─── Data to use ───

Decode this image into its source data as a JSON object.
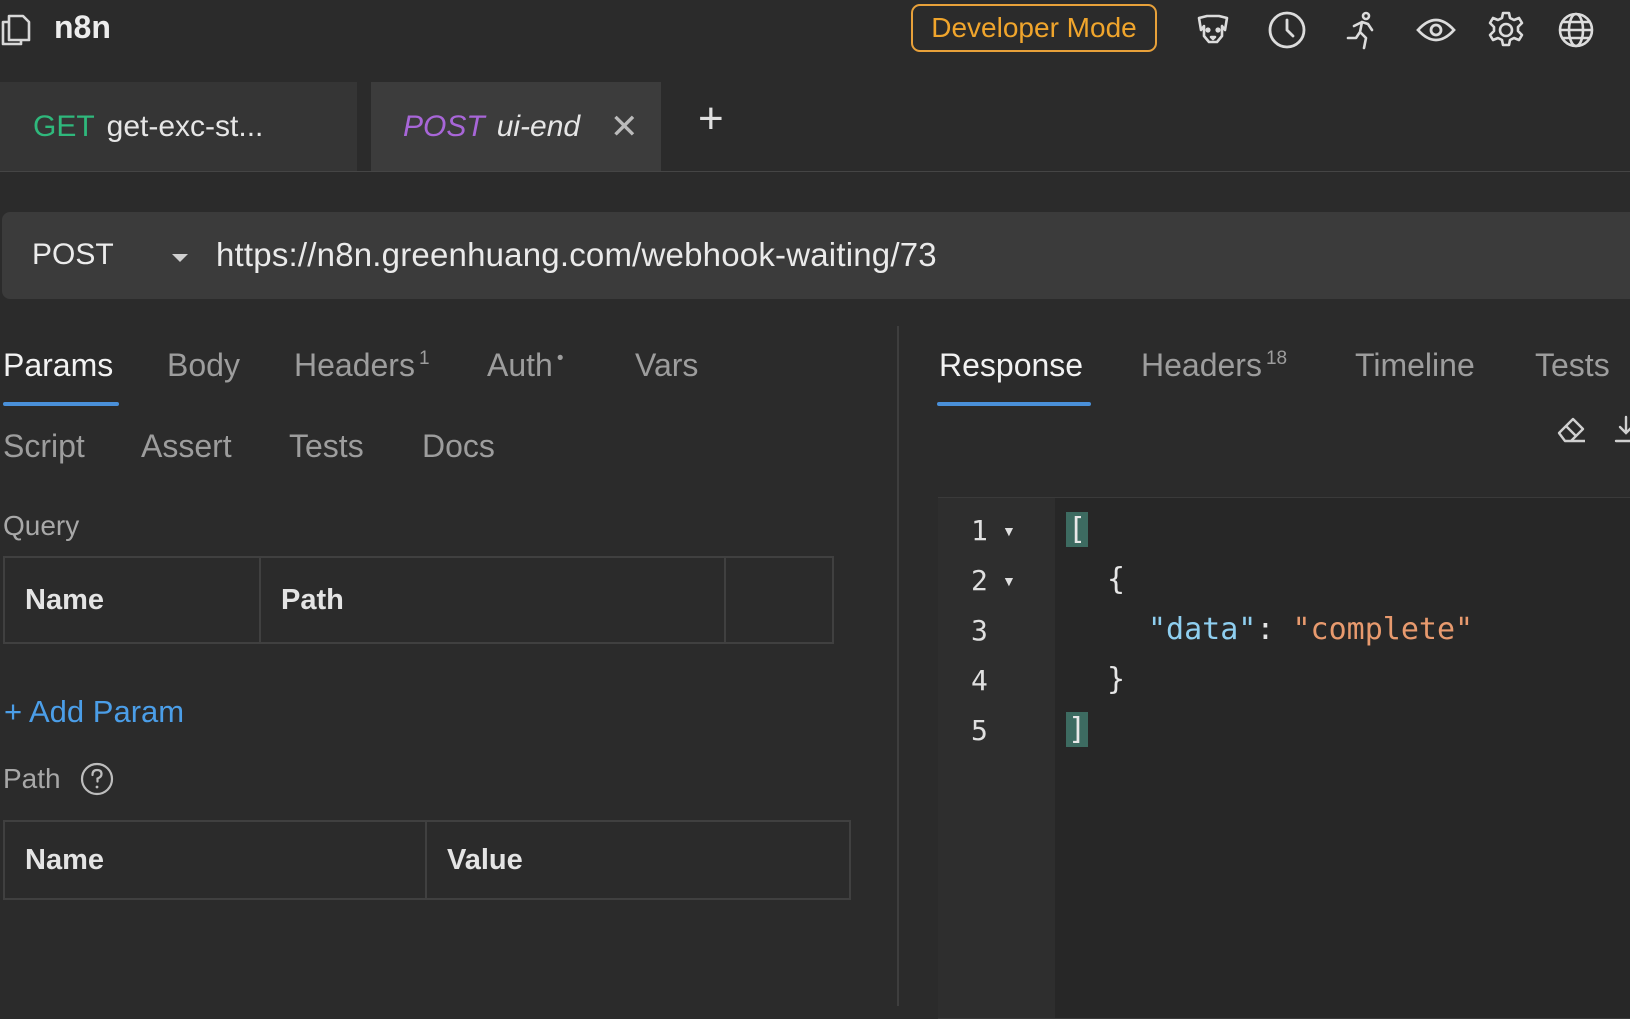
{
  "app": {
    "title": "n8n",
    "developer_mode_label": "Developer Mode"
  },
  "toolbar_icons": [
    "dog-icon",
    "clock-icon",
    "runner-icon",
    "eye-icon",
    "gear-icon",
    "globe-icon"
  ],
  "tabs": [
    {
      "method": "GET",
      "name": "get-exc-st...",
      "method_color": "#2fb87c"
    },
    {
      "method": "POST",
      "name": "ui-end",
      "method_color": "#a866d8"
    }
  ],
  "request": {
    "method": "POST",
    "url": "https://n8n.greenhuang.com/webhook-waiting/73"
  },
  "request_tabs": {
    "row1": [
      {
        "label": "Params",
        "active": true
      },
      {
        "label": "Body"
      },
      {
        "label": "Headers",
        "badge": "1"
      },
      {
        "label": "Auth",
        "badge": "•"
      },
      {
        "label": "Vars"
      }
    ],
    "row2": [
      {
        "label": "Script"
      },
      {
        "label": "Assert"
      },
      {
        "label": "Tests"
      },
      {
        "label": "Docs"
      }
    ]
  },
  "query": {
    "label": "Query",
    "columns": [
      "Name",
      "Path",
      ""
    ],
    "add_label": "+ Add Param"
  },
  "path": {
    "label": "Path",
    "columns": [
      "Name",
      "Value"
    ]
  },
  "response_tabs": [
    {
      "label": "Response",
      "active": true
    },
    {
      "label": "Headers",
      "badge": "18"
    },
    {
      "label": "Timeline"
    },
    {
      "label": "Tests"
    }
  ],
  "response_body": {
    "line_numbers": [
      "1",
      "2",
      "3",
      "4",
      "5"
    ],
    "line1": "[",
    "line2": "{",
    "key": "\"data\"",
    "colon": ": ",
    "value": "\"complete\"",
    "line4": "}",
    "line5": "]"
  },
  "colors": {
    "accent": "#4a90d9",
    "developer_mode": "#f0a52c",
    "link": "#4b9ee8"
  }
}
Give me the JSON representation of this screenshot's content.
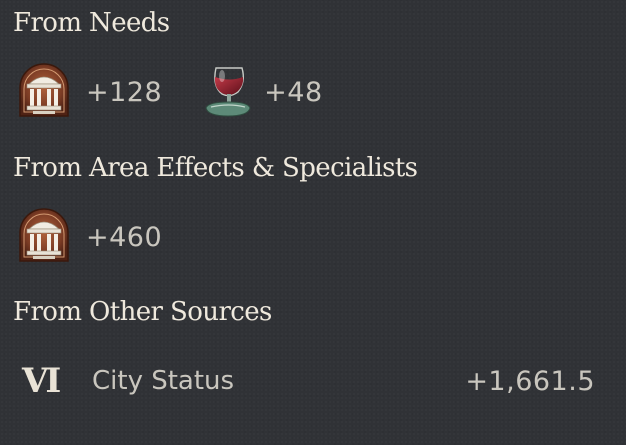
{
  "sections": [
    {
      "heading": "From Needs",
      "items": [
        {
          "icon": "rotunda-temple-icon",
          "value": "+128"
        },
        {
          "icon": "wine-glass-icon",
          "value": "+48"
        }
      ]
    },
    {
      "heading": "From Area Effects & Specialists",
      "items": [
        {
          "icon": "rotunda-temple-icon",
          "value": "+460"
        }
      ]
    },
    {
      "heading": "From Other Sources",
      "items": [
        {
          "icon_text": "VI",
          "label": "City Status",
          "value": "+1,661.5"
        }
      ]
    }
  ],
  "colors": {
    "background": "#303236",
    "heading": "#efe9dd",
    "value": "#c9c6be",
    "icon_frame": "#7a3b24",
    "wine": "#8c1f2c"
  }
}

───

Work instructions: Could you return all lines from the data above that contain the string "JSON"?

Exercise solution:
Decode this image into its source data as a JSON object.
Give me the JSON representation of this screenshot's content.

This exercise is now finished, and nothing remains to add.